Source data
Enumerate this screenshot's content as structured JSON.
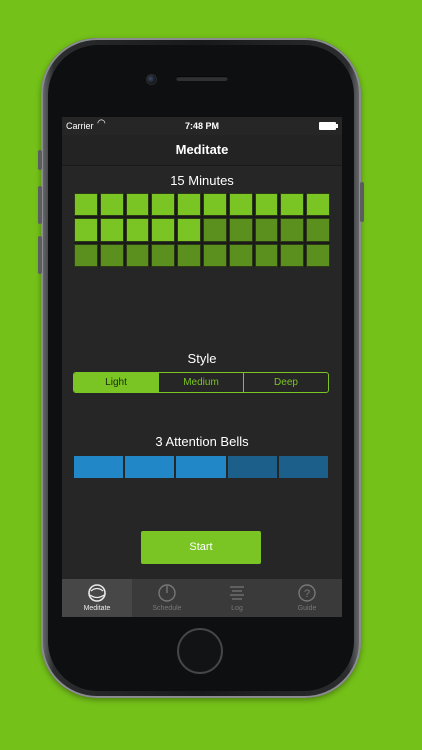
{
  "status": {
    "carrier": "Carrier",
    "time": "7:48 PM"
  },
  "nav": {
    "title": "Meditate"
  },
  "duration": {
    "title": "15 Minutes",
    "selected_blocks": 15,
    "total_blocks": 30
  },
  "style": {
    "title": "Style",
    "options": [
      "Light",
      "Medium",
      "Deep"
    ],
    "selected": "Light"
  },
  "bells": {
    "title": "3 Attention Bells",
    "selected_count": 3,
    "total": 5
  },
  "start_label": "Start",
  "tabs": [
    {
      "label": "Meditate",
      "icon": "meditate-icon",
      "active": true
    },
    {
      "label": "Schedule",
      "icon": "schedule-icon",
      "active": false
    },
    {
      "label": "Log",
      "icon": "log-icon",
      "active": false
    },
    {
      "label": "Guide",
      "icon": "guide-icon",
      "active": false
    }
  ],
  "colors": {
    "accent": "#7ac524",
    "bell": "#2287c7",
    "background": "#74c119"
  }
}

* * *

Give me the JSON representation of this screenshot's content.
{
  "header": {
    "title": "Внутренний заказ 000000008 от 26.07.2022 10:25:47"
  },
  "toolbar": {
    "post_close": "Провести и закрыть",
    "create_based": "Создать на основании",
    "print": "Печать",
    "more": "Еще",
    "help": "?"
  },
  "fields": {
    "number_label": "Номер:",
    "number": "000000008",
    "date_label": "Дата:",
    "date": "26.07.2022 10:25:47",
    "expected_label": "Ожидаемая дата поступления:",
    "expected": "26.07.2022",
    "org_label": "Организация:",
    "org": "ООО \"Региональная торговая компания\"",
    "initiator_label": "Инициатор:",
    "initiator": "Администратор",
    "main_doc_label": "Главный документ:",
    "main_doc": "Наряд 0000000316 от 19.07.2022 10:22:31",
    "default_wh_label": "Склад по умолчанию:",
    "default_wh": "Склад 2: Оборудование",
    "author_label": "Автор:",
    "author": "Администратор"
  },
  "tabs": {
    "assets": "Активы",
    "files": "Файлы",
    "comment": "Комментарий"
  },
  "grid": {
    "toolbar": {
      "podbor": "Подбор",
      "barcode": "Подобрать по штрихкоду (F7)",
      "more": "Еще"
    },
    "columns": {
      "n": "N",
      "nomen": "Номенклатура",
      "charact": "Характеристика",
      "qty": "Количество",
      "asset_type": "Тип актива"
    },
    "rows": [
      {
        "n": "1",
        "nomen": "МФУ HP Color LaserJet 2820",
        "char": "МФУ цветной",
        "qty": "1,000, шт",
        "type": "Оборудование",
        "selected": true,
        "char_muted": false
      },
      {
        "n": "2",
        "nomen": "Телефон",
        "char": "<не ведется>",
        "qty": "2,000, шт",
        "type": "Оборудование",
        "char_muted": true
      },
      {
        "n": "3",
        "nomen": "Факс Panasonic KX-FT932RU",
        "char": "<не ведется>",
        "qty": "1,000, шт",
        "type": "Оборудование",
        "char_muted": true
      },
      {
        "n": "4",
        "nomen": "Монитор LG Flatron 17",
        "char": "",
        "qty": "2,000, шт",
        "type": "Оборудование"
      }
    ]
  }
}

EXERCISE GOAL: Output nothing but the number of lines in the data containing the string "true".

ANSWER TO THE EXERCISE: 4